As we may have mentioned, we get bombarded with a number of strange questions. Either most of you have been enjoying summer because things have been relatively mundane or we've been relatively uninspired by the barrage of tips, suggestions, and inquiries, because TWIMGC hasn't appeared for a while. This seems like a good enough of a day to bring it back.

If Going Concern were to go public, who would you pick as your auditor?

What an interesting question. It's interesting mostly because it forces me to imagine an improbable scenario where the wild success of accounting news/trolling demands the need for public financing. Anyway, it seems like a fun exercise so let's talk it out, shall we? Yes. Let's.

The RFP would be open to all public accounting firms in the United States, however, I suspect the Big 4 would pass up the opportunity to win our business for reasons too numerous to list here. Which is fine because the Sift brass are a chintzy lot, and we all know that Big 4 audits are like Tiffany diamonds — you're paying for a name. Nothing more.

Of course there's a good chance the bankers underwriting this thing would get in Sift management's head about the importance of having a Big 4 auditor on the report. We'd end up handing the audit to one of them (doesn't matter which), and then our audit would get selected for PCAOB inspection. Widespread audit failures would be found, Jonathan Weil would expose us in a Bloomberg post, and we'd have no choice but to fire the firm post haste. The whole thing would be a giant mess, so everyone KNOWS we're not going down that road.   

The second tier firms — Grant Thornton, BDO, McGladrey — would wrestle with the possibility of snagging such a prestigious client, but ultimately would remove their names from consideration which is fine, we don't want a second tier firm either.  

That would leave numerous reputable firms from across this great land lined up for their chance to adding the GC name to their roster of clients. Since we're a remote company, auditions would occur around the country in select locations, minimizing any regional bias within the company. 

Is this getting an Auditor Idol feel to it yet? Good, then we're on the same page. Hell, the judges are even familiar: 

  • Colin — brutally honest, loveable, smug, asshole, has insider knowledge.
  • Adrienne — questionable sobriety, also lovable, frequent quibbles with other judges, tough but fair.
  • Greg — says lots of funny things, also an industry insider, even more lovable than the other two so he's everyone's favorite.

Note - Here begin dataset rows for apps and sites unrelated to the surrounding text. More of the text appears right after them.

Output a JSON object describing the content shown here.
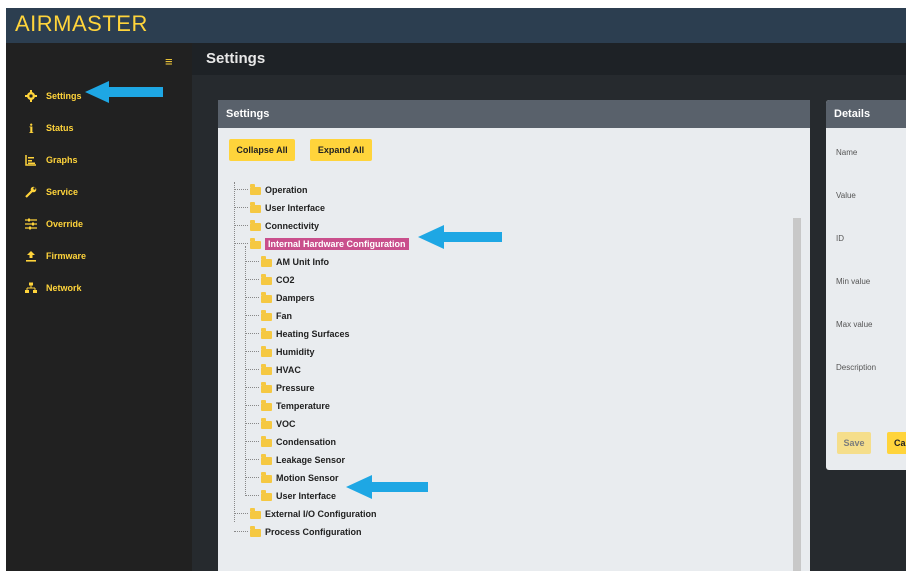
{
  "app": {
    "brand": "AIRMASTER"
  },
  "page": {
    "title": "Settings"
  },
  "sidebar": {
    "menu_icon": "hamburger-icon",
    "items": [
      {
        "label": "Settings",
        "icon": "gear-icon"
      },
      {
        "label": "Status",
        "icon": "info-icon"
      },
      {
        "label": "Graphs",
        "icon": "chart-icon"
      },
      {
        "label": "Service",
        "icon": "wrench-icon"
      },
      {
        "label": "Override",
        "icon": "sliders-icon"
      },
      {
        "label": "Firmware",
        "icon": "upload-icon"
      },
      {
        "label": "Network",
        "icon": "network-icon"
      }
    ]
  },
  "settings_panel": {
    "title": "Settings",
    "collapse_all": "Collapse All",
    "expand_all": "Expand All",
    "tree": {
      "top_before": [
        "Operation",
        "User Interface",
        "Connectivity"
      ],
      "expanded": "Internal Hardware Configuration",
      "children": [
        "AM Unit Info",
        "CO2",
        "Dampers",
        "Fan",
        "Heating Surfaces",
        "Humidity",
        "HVAC",
        "Pressure",
        "Temperature",
        "VOC",
        "Condensation",
        "Leakage Sensor",
        "Motion Sensor",
        "User Interface"
      ],
      "top_after": [
        "External I/O Configuration",
        "Process Configuration"
      ]
    }
  },
  "details_panel": {
    "title": "Details",
    "fields": [
      "Name",
      "Value",
      "ID",
      "Min value",
      "Max value",
      "Description"
    ],
    "save": "Save",
    "cancel": "Ca"
  },
  "colors": {
    "accent": "#ffd43b",
    "selected": "#c94f8c",
    "annotation_arrow": "#1ea7e4"
  }
}
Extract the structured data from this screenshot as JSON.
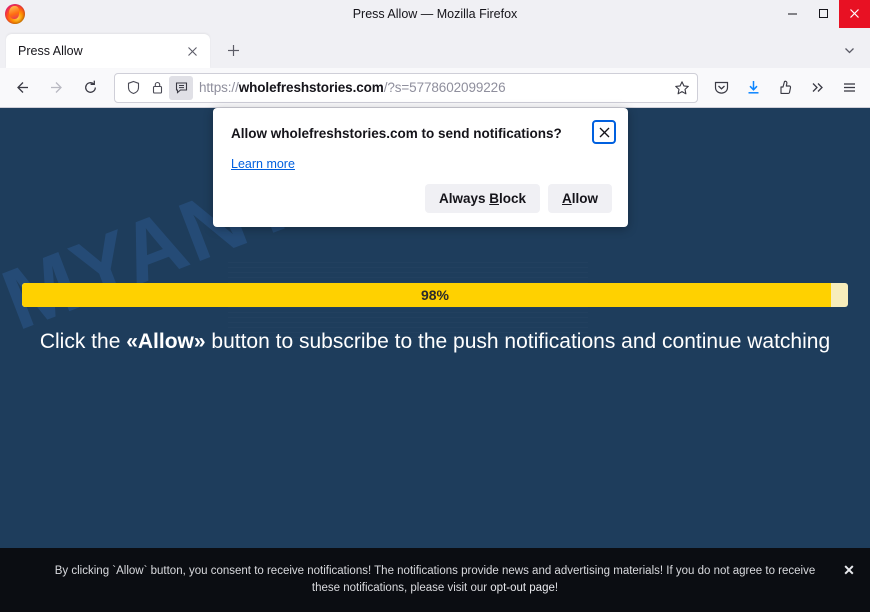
{
  "window": {
    "title": "Press Allow — Mozilla Firefox",
    "minimize_label": "Minimize",
    "maximize_label": "Maximize",
    "close_label": "Close"
  },
  "tabbar": {
    "tab_title": "Press Allow",
    "tab_close_label": "Close tab",
    "newtab_label": "New tab",
    "tablist_label": "List all tabs"
  },
  "toolbar": {
    "back_label": "Go back one page",
    "forward_label": "Go forward one page",
    "reload_label": "Reload current page",
    "shield_label": "Tracking protection",
    "lock_label": "Connection secure",
    "permission_label": "Notification permission requested",
    "url_prefix": "https://",
    "url_domain": "wholefreshstories.com",
    "url_rest": "/?s=5778602099226",
    "url_full": "https://wholefreshstories.com/?s=5778602099226",
    "bookmark_label": "Bookmark this page",
    "pocket_label": "Save to Pocket",
    "downloads_label": "Downloads",
    "account_label": "Account",
    "overflow_label": "More tools",
    "menu_label": "Open application menu"
  },
  "permission_popup": {
    "heading": "Allow wholefreshstories.com to send notifications?",
    "learn_more": "Learn more",
    "block_button": "Always Block",
    "block_button_accesskey": "B",
    "allow_button": "Allow",
    "allow_button_accesskey": "A",
    "close_label": "Close"
  },
  "page": {
    "watermark": "MYANTISPYWARE.COM",
    "progress_label": "98%",
    "progress_percent": 98,
    "cta_before": "Click the ",
    "cta_bold": "«Allow»",
    "cta_after": " button to subscribe to the push notifications and continue watching",
    "background_color": "#1e3d5c",
    "progress_fill_color": "#ffd100",
    "progress_track_color": "#f7edbb"
  },
  "consent_bar": {
    "text_before": "By clicking `Allow` button, you consent to receive notifications! The notifications provide news and advertising materials! If you do not agree to receive these notifications, please visit our ",
    "link": "opt-out page",
    "text_after": "!",
    "close_label": "×",
    "close_glyph": "✕"
  }
}
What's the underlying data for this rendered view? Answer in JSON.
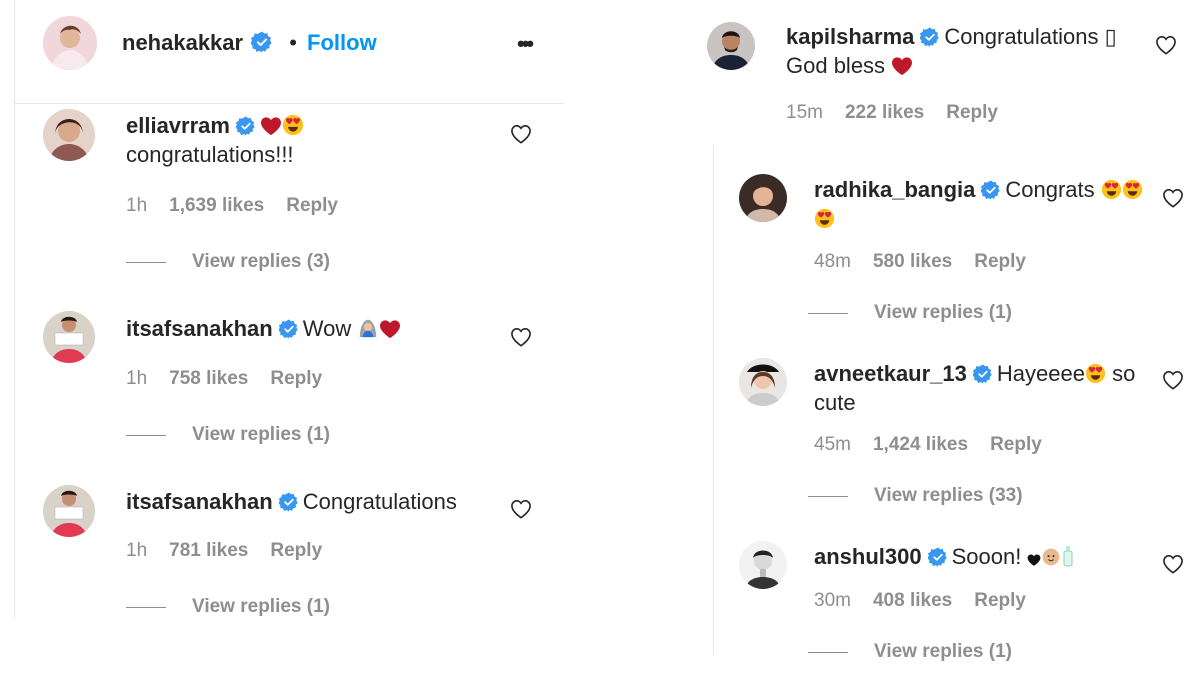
{
  "left": {
    "header": {
      "username": "nehakakkar",
      "separator": "•",
      "follow_label": "Follow",
      "more_label": "•••"
    },
    "comments": [
      {
        "username": "elliavrram",
        "text_line1_suffix": "",
        "text_line2": "congratulations!!!",
        "time": "1h",
        "likes": "1,639 likes",
        "reply": "Reply",
        "view_replies": "View replies (3)"
      },
      {
        "username": "itsafsanakhan",
        "text": "Wow",
        "time": "1h",
        "likes": "758 likes",
        "reply": "Reply",
        "view_replies": "View replies (1)"
      },
      {
        "username": "itsafsanakhan",
        "text": "Congratulations",
        "time": "1h",
        "likes": "781 likes",
        "reply": "Reply",
        "view_replies": "View replies (1)"
      }
    ]
  },
  "right": {
    "comments": [
      {
        "username": "kapilsharma",
        "text_line1": "Congratulations ▯",
        "text_line2": "God bless",
        "time": "15m",
        "likes": "222 likes",
        "reply": "Reply"
      },
      {
        "username": "radhika_bangia",
        "text_line1": "Congrats",
        "time": "48m",
        "likes": "580 likes",
        "reply": "Reply",
        "view_replies": "View replies (1)"
      },
      {
        "username": "avneetkaur_13",
        "text_line1": "Hayeeee",
        "text_line1_tail": "so",
        "text_line2": "cute",
        "time": "45m",
        "likes": "1,424 likes",
        "reply": "Reply",
        "view_replies": "View replies (33)"
      },
      {
        "username": "anshul300",
        "text_line1": "Sooon!",
        "time": "30m",
        "likes": "408 likes",
        "reply": "Reply",
        "view_replies": "View replies (1)"
      }
    ]
  },
  "colors": {
    "link_blue": "#0095f6",
    "verified_blue": "#3897f0",
    "meta_gray": "#8e8e8e",
    "heart_red": "#c0182b"
  },
  "icons": [
    "verified-badge-icon",
    "heart-outline-icon",
    "red-heart-emoji",
    "heart-eyes-emoji",
    "more-options-icon"
  ]
}
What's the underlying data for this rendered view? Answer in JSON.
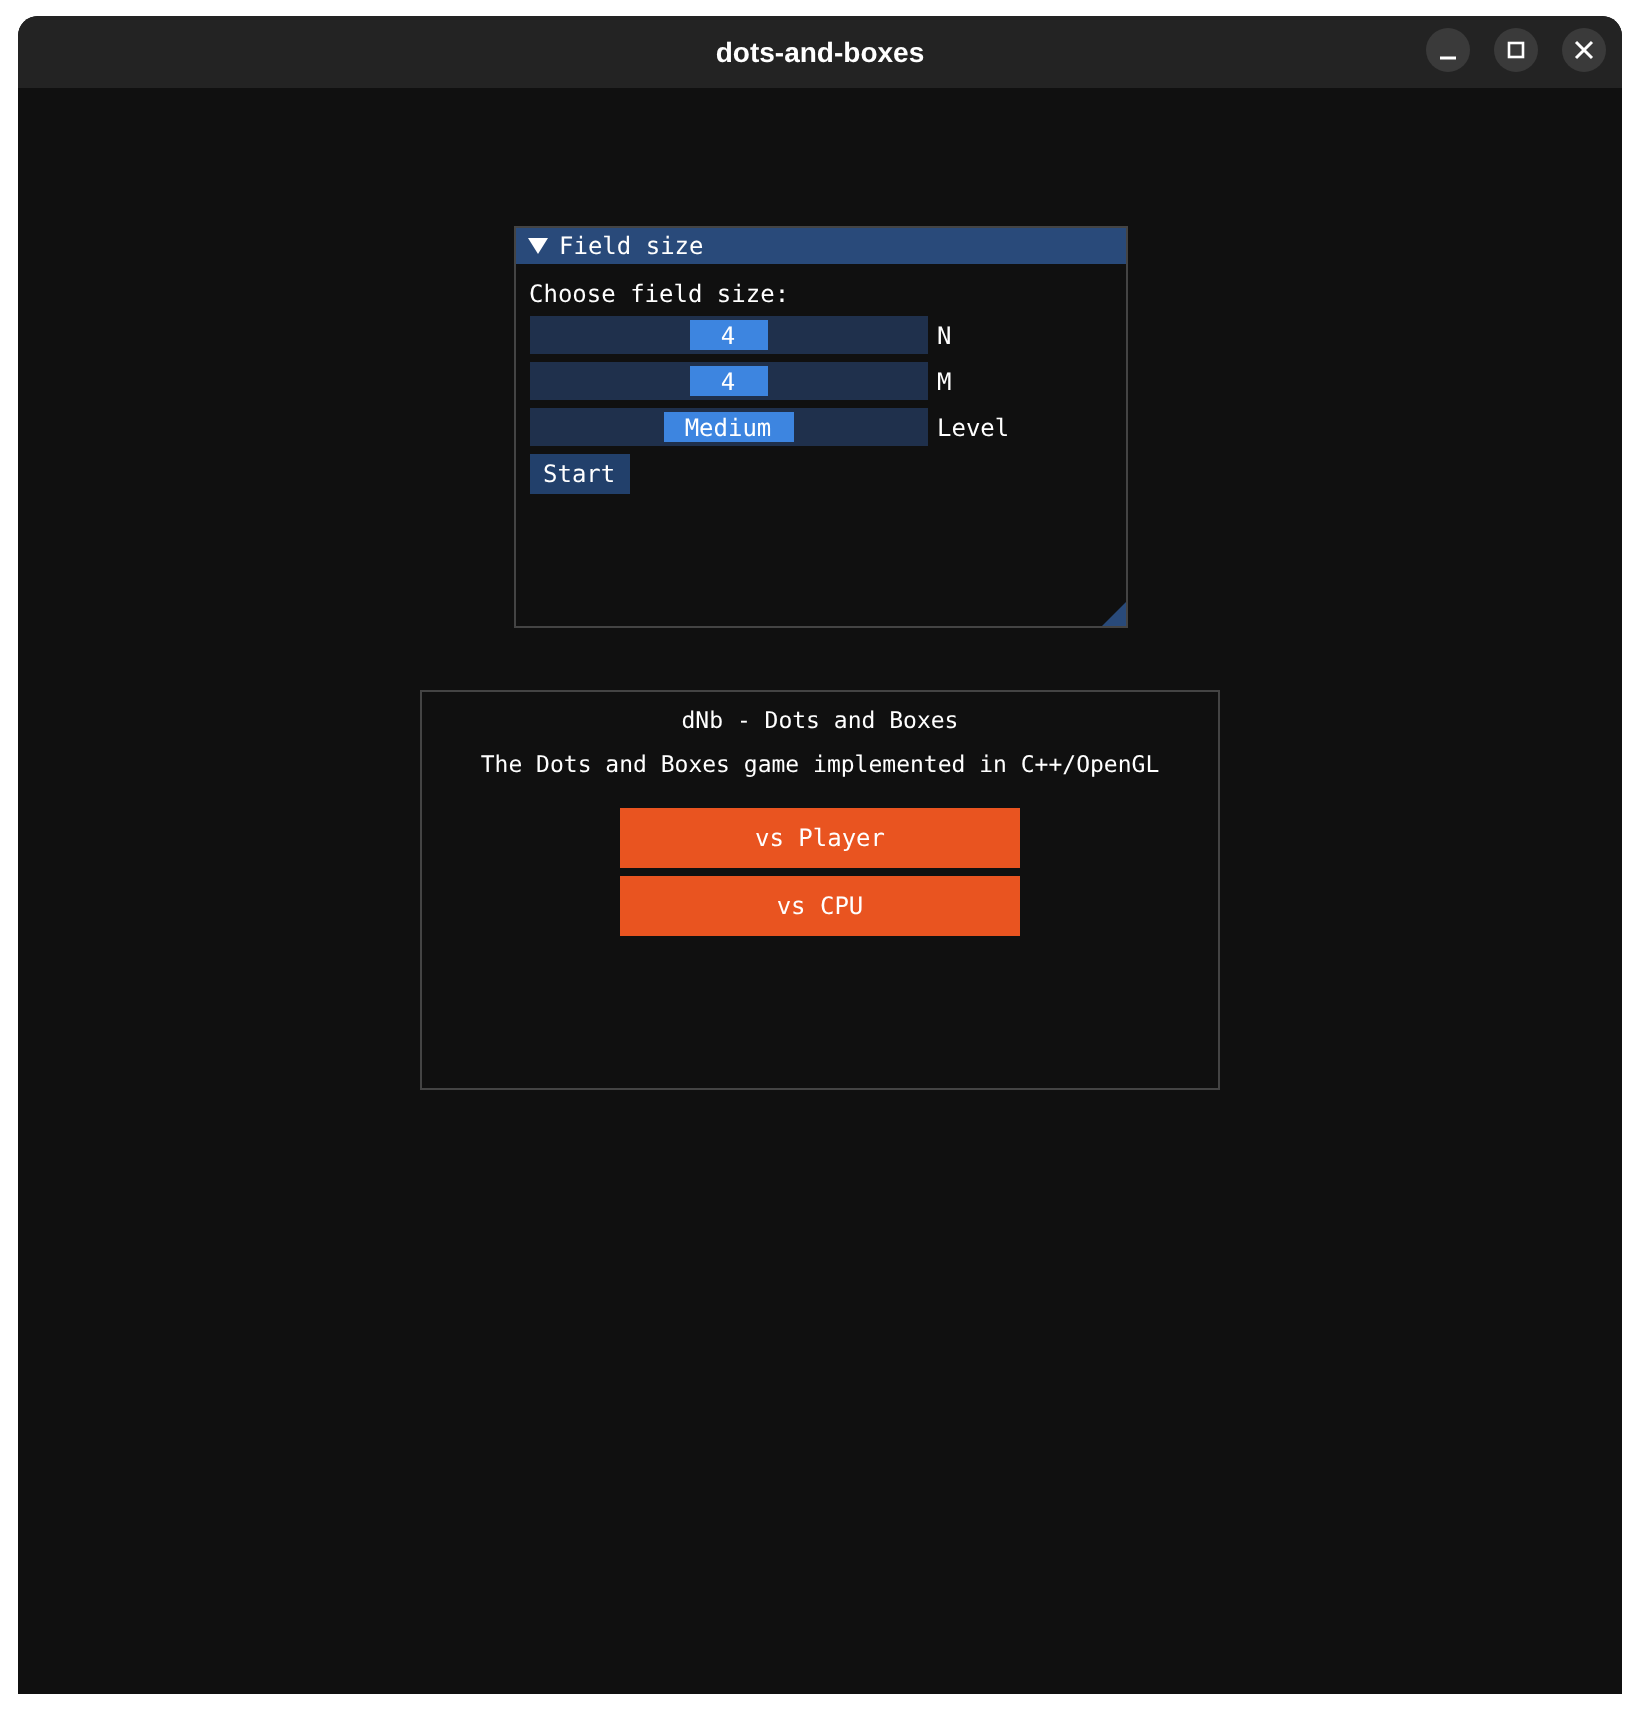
{
  "window": {
    "title": "dots-and-boxes"
  },
  "settings_panel": {
    "title": "Field size",
    "expanded": true,
    "prompt": "Choose field size:",
    "sliders": [
      {
        "value": "4",
        "label": "N",
        "level": 0.5
      },
      {
        "value": "4",
        "label": "M",
        "level": 0.5
      },
      {
        "value": "Medium",
        "label": "Level",
        "level": 0.5
      }
    ],
    "start_button": "Start"
  },
  "menu_panel": {
    "title": "dNb - Dots and Boxes",
    "subtitle": "The Dots and Boxes game implemented in C++/OpenGL",
    "buttons": [
      "vs Player",
      "vs CPU"
    ]
  }
}
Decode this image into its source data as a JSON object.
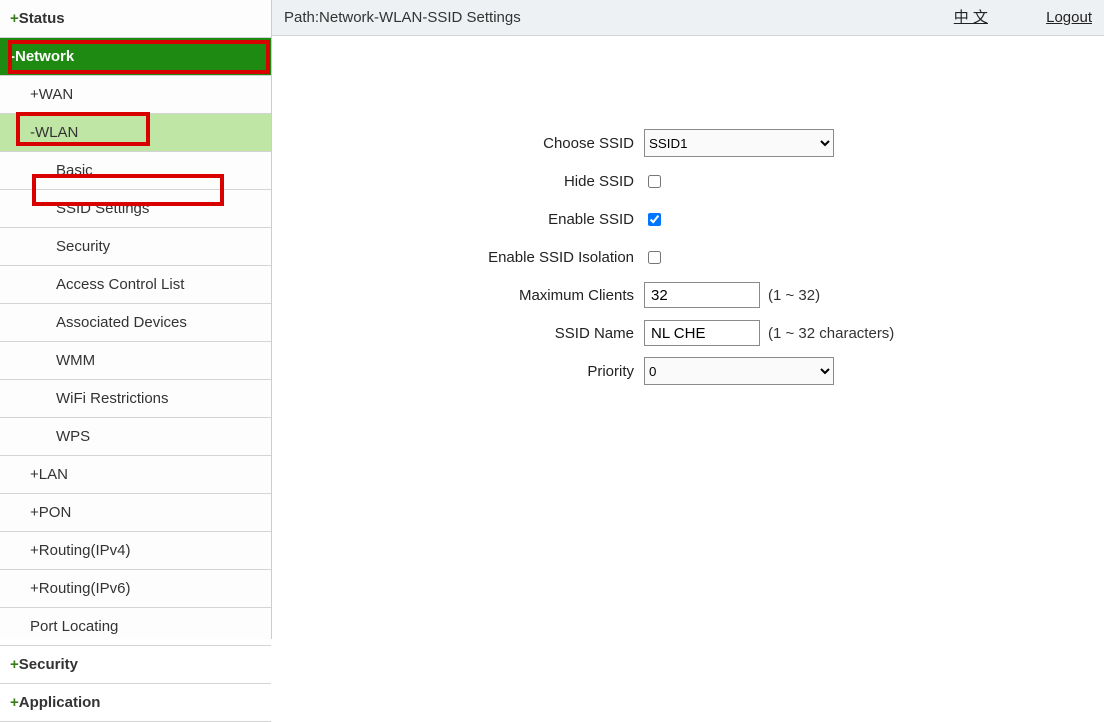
{
  "sidebar": {
    "status": {
      "label": "Status",
      "prefix": "+"
    },
    "network": {
      "label": "Network",
      "prefix": "-"
    },
    "wan": {
      "label": "WAN",
      "prefix": "+"
    },
    "wlan": {
      "label": "WLAN",
      "prefix": "-"
    },
    "basic": {
      "label": "Basic"
    },
    "ssid": {
      "label": "SSID Settings"
    },
    "security_w": {
      "label": "Security"
    },
    "acl": {
      "label": "Access Control List"
    },
    "assoc": {
      "label": "Associated Devices"
    },
    "wmm": {
      "label": "WMM"
    },
    "wifirest": {
      "label": "WiFi Restrictions"
    },
    "wps": {
      "label": "WPS"
    },
    "lan": {
      "label": "LAN",
      "prefix": "+"
    },
    "pon": {
      "label": "PON",
      "prefix": "+"
    },
    "r4": {
      "label": "Routing(IPv4)",
      "prefix": "+"
    },
    "r6": {
      "label": "Routing(IPv6)",
      "prefix": "+"
    },
    "portloc": {
      "label": "Port Locating"
    },
    "security": {
      "label": "Security",
      "prefix": "+"
    },
    "application": {
      "label": "Application",
      "prefix": "+"
    }
  },
  "topbar": {
    "path": "Path:Network-WLAN-SSID Settings",
    "lang": "中 文",
    "logout": "Logout"
  },
  "form": {
    "choose_ssid": {
      "label": "Choose SSID",
      "value": "SSID1"
    },
    "hide_ssid": {
      "label": "Hide SSID",
      "checked": false
    },
    "enable_ssid": {
      "label": "Enable SSID",
      "checked": true
    },
    "isolation": {
      "label": "Enable SSID Isolation",
      "checked": false
    },
    "max_clients": {
      "label": "Maximum Clients",
      "value": "32",
      "hint": "(1 ~ 32)"
    },
    "ssid_name": {
      "label": "SSID Name",
      "value": "NL CHE",
      "hint": "(1 ~ 32 characters)"
    },
    "priority": {
      "label": "Priority",
      "value": "0"
    }
  }
}
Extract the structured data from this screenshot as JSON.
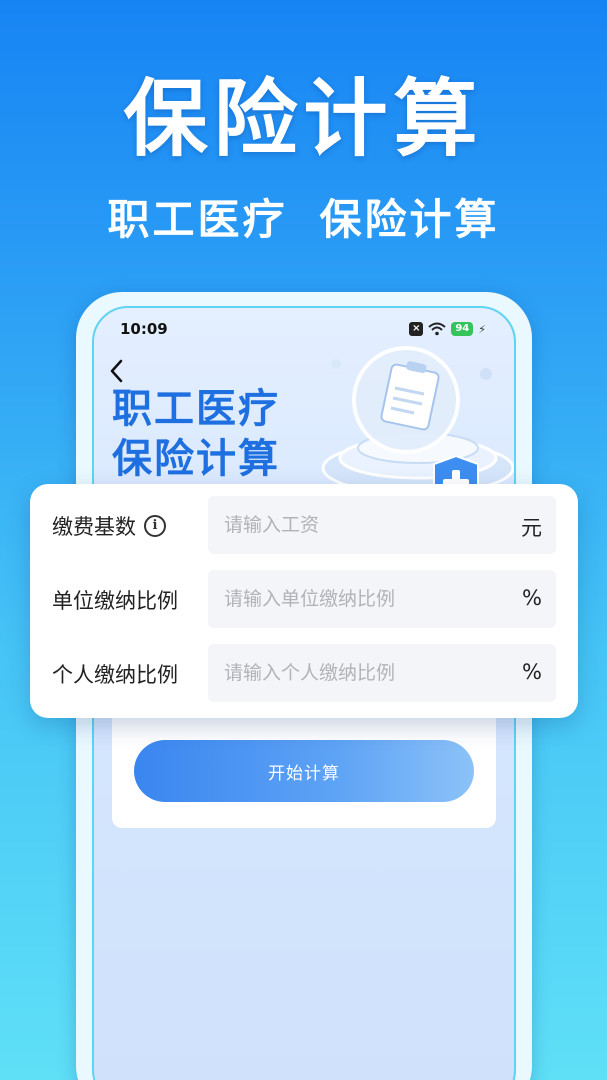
{
  "promo": {
    "title": "保险计算",
    "subtitle_left": "职工医疗",
    "subtitle_right": "保险计算"
  },
  "status_bar": {
    "time": "10:09",
    "battery": "94"
  },
  "hero": {
    "line1": "职工医疗",
    "line2": "保险计算"
  },
  "form": {
    "rows": [
      {
        "label": "缴费基数",
        "placeholder": "请输入工资",
        "unit": "元"
      },
      {
        "label": "单位缴纳比例",
        "placeholder": "请输入单位缴纳比例",
        "unit": "%"
      },
      {
        "label": "个人缴纳比例",
        "placeholder": "请输入个人缴纳比例",
        "unit": "%"
      }
    ]
  },
  "start_button_label": "开始计算",
  "colors": {
    "accent": "#1e6fe0",
    "button_gradient_start": "#3a86f0",
    "battery": "#35c45b"
  },
  "icons": [
    "back-icon",
    "info-icon",
    "wifi-icon",
    "battery-icon",
    "close-icon",
    "bolt-icon",
    "clipboard-icon",
    "shield-plus-icon"
  ]
}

We'd choose the best of the regional RFPs and then it would move on to a national competition where we, against our better judgment, would allow the GC readership vote on who our independent auditor would be. After the announcement of the winner, we'd all express our acceptance of your choice, although privately we'd resent it, knowing that the best firm had been underappreciated. 

Frankly, I don't see any other way to do it. Any other method would be second-guessed by you all and there'd still be backlash about the lack of a forum for discussing the audit firm candidates. 

In the end, we'd get listed, Sift brass would start obsessing over earnings and the whole business would get corporate-y and lame. Adrienne would let the money get to her head, Greg would go back to the stand-up circuit but luckily, I had a sense that all this would happen, sold out after the lock-up period and watched it all from the sidelines. 

Jesus, that all sounds awful. We're not going public.

Have something to add to this story? Give us a shout by email, Twitter, or text/call the tipline at 202-505-8885. As always, all tips are anonymous.

Related articles